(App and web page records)
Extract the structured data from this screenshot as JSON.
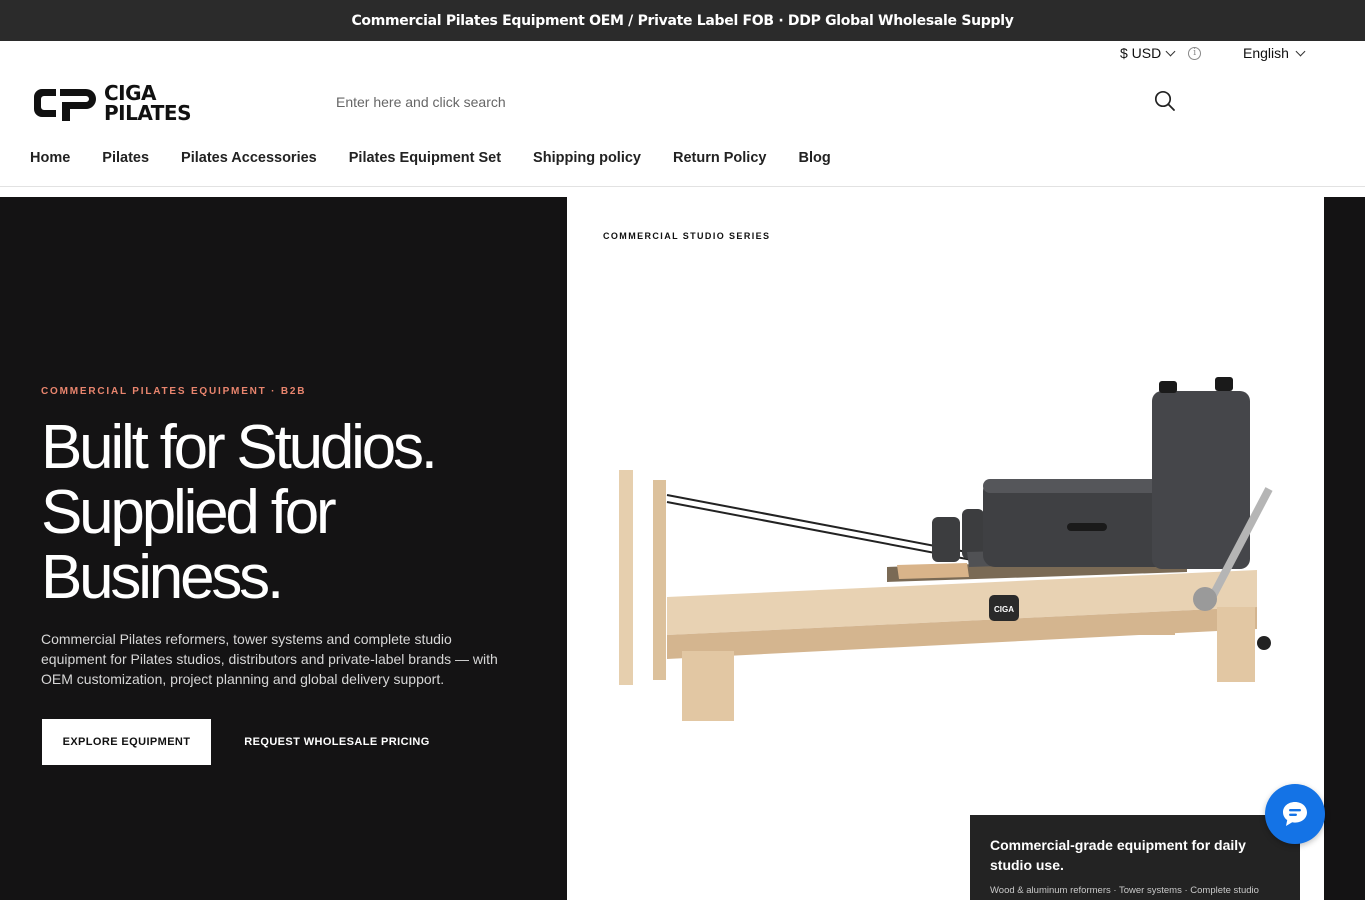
{
  "announcement": "Commercial Pilates Equipment OEM / Private Label FOB · DDP Global Wholesale Supply",
  "utility": {
    "currency": "$ USD",
    "language": "English"
  },
  "logo": {
    "line1": "CIGA",
    "line2": "PILATES"
  },
  "search": {
    "placeholder": "Enter here and click search"
  },
  "nav": {
    "items": [
      "Home",
      "Pilates",
      "Pilates Accessories",
      "Pilates Equipment Set",
      "Shipping policy",
      "Return Policy",
      "Blog"
    ]
  },
  "hero": {
    "eyebrow": "COMMERCIAL PILATES EQUIPMENT · B2B",
    "headline": [
      "Built for Studios.",
      "Supplied for",
      "Business."
    ],
    "subtext": "Commercial Pilates reformers, tower systems and complete studio equipment for Pilates studios, distributors and private-label brands — with OEM customization, project planning and global delivery support.",
    "primary_cta": "EXPLORE EQUIPMENT",
    "secondary_cta": "REQUEST WHOLESALE PRICING",
    "series_label": "COMMERCIAL STUDIO SERIES",
    "product_badge": "CIGA",
    "feature_card": {
      "title": "Commercial-grade equipment for daily studio use.",
      "subtitle": "Wood & aluminum reformers · Tower systems · Complete studio"
    }
  },
  "icons": {
    "search": "search-icon",
    "chat": "chat-icon",
    "info": "info-icon",
    "chevron": "chevron-down-icon"
  },
  "colors": {
    "announcement_bg": "#2b2b2b",
    "hero_bg": "#141314",
    "eyebrow": "#e9856e",
    "chat_button": "#1473e6"
  }
}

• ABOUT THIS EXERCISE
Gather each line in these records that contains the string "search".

• TASK RESULT
  "search": {
    "placeholder": "Enter here and click search"
    "search": "search-icon",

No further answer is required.